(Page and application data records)
========

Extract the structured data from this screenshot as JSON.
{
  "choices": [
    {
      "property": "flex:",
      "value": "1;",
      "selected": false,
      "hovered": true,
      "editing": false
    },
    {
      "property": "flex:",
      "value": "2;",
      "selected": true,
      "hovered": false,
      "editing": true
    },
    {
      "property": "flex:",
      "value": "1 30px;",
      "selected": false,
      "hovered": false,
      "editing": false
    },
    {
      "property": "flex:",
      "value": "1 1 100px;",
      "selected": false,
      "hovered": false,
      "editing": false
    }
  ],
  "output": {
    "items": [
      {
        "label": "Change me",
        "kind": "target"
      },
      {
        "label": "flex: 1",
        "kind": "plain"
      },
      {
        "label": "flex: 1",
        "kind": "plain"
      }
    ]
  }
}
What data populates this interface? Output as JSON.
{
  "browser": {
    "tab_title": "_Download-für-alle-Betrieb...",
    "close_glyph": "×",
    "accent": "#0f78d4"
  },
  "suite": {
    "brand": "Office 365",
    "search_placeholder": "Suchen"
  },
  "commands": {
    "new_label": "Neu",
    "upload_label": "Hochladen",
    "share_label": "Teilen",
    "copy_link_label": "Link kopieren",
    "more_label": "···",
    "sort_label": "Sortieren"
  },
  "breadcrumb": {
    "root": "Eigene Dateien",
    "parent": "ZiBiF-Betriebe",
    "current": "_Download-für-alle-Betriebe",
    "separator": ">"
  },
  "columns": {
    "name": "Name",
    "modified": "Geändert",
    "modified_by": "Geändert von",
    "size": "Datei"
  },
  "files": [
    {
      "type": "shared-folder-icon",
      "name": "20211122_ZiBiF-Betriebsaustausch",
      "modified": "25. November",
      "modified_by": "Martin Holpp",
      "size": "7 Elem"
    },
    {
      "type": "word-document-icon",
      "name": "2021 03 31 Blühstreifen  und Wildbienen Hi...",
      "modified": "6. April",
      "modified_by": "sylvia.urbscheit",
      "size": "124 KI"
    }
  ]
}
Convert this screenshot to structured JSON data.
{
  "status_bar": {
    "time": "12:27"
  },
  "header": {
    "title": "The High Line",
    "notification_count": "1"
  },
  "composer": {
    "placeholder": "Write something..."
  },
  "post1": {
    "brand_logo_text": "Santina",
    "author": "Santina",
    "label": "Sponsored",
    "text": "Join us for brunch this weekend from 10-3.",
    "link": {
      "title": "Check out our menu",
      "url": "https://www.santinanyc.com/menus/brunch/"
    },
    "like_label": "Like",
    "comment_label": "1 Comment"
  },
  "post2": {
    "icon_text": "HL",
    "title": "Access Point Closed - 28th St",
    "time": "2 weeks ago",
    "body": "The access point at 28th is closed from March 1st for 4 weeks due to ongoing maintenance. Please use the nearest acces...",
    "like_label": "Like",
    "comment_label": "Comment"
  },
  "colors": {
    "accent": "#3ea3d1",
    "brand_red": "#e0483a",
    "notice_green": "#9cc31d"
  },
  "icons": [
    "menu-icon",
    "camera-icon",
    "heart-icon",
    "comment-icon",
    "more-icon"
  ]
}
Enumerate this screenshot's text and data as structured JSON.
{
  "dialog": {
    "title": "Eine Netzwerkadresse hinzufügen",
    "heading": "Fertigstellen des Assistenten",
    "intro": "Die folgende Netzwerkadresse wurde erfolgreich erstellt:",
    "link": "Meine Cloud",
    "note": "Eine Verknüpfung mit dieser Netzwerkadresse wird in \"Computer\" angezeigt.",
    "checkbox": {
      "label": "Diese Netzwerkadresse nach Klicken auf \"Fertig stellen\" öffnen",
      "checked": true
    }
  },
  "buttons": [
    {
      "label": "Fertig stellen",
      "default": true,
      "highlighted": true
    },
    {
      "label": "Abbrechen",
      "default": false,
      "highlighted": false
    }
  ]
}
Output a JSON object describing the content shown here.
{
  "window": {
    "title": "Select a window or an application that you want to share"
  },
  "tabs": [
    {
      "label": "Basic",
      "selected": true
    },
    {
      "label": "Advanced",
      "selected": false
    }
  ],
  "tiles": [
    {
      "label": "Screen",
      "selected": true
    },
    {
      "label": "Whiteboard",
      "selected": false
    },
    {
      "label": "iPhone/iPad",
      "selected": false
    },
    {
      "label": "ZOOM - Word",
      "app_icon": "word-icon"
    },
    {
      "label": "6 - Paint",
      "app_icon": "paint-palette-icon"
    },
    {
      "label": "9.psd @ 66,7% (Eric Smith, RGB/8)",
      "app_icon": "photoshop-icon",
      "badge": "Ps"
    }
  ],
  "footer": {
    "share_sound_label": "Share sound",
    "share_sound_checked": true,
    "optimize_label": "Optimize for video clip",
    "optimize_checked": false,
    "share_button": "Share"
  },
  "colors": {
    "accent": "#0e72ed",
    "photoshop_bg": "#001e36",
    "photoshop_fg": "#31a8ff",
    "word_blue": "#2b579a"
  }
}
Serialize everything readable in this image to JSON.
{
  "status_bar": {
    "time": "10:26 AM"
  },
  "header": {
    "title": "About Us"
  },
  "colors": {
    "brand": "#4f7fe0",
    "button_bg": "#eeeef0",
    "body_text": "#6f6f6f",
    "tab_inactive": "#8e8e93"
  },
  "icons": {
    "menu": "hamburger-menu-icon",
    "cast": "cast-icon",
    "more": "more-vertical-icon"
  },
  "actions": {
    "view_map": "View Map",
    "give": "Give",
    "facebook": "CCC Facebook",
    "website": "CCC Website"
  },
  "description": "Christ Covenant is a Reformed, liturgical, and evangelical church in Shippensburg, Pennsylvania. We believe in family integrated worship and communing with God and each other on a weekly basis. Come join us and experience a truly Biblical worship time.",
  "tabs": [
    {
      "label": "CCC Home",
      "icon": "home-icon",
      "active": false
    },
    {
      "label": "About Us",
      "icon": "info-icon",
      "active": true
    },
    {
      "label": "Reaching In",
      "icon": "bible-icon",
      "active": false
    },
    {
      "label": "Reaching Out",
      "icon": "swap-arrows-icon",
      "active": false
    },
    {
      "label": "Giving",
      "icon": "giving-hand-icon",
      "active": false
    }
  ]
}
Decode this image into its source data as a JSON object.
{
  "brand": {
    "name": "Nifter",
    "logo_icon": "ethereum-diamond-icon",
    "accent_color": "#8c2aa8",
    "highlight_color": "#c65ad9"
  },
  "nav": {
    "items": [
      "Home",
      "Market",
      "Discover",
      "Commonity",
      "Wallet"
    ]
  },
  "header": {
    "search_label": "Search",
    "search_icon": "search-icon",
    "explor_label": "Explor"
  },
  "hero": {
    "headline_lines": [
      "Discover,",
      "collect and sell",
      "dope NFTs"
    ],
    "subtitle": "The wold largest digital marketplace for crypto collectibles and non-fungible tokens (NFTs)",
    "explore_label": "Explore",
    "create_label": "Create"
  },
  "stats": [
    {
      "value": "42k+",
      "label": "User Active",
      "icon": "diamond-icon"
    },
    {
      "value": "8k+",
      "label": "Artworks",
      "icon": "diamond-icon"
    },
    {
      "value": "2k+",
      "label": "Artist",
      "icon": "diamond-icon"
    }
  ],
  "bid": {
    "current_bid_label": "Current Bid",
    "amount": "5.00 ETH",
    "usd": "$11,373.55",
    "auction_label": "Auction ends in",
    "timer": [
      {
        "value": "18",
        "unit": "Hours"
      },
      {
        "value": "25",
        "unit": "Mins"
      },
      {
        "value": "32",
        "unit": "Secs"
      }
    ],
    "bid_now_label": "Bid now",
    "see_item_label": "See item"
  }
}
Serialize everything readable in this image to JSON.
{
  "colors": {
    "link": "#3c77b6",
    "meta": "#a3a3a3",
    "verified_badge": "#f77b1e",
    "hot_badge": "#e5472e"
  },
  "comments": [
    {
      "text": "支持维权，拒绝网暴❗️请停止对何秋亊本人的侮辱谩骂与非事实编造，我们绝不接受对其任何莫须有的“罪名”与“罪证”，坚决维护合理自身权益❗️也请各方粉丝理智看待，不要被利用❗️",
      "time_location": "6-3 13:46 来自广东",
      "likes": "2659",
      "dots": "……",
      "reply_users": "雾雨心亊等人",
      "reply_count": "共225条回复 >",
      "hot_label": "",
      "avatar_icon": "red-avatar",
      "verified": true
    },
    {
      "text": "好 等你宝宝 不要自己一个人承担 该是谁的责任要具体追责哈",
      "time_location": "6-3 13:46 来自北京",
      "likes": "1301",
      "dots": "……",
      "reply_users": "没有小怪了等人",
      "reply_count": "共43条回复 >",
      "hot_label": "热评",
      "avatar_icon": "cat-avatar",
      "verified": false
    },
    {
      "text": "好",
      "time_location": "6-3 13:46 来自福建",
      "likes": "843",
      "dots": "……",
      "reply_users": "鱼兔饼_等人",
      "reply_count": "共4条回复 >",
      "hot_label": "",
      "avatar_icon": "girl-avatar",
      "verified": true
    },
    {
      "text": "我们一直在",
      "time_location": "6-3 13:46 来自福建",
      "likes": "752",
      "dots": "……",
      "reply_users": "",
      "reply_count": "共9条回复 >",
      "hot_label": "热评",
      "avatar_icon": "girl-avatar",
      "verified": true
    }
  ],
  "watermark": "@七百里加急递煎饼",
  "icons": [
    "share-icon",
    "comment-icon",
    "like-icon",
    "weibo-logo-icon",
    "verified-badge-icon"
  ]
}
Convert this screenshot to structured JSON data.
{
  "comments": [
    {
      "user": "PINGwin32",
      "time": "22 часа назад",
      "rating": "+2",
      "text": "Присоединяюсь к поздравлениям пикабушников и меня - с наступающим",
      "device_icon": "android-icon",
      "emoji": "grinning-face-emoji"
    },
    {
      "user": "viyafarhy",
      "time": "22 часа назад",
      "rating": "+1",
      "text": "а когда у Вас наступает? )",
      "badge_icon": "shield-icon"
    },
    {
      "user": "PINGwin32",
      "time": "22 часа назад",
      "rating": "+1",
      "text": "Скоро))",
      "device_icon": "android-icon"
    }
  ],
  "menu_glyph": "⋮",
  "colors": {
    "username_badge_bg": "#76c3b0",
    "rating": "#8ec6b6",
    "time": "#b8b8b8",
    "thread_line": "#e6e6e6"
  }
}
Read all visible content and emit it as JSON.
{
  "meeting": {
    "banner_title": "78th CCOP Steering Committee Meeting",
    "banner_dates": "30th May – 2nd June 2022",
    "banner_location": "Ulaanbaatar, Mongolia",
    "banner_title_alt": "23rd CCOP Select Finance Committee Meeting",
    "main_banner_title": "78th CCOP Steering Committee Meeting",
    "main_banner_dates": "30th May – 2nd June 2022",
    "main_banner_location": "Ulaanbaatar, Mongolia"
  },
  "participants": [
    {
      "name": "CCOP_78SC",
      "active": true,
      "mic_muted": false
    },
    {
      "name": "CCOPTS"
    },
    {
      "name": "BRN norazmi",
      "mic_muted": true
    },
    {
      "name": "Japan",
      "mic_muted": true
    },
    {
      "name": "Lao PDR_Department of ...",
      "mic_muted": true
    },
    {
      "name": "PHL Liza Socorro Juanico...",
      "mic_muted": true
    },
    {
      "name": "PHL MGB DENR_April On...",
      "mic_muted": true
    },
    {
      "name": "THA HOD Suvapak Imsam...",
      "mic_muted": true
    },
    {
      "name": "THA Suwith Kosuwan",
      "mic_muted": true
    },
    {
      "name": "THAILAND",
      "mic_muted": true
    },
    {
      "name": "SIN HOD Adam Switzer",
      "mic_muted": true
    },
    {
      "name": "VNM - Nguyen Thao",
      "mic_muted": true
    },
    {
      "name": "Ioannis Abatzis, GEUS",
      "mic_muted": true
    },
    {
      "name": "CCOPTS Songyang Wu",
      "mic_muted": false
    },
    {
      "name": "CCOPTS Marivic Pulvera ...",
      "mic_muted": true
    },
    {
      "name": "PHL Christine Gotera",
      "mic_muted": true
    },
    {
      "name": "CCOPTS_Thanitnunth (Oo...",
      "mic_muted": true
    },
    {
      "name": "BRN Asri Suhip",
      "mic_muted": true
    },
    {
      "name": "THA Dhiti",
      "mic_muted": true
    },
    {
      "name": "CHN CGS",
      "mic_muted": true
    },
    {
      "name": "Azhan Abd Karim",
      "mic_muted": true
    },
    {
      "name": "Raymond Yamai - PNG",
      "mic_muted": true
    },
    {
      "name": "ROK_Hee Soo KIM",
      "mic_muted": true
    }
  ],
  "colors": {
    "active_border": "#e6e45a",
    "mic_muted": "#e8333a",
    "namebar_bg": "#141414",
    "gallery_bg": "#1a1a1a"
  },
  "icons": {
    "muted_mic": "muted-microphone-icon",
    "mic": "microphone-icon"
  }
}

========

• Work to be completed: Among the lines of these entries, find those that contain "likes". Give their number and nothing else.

• Completed task: 4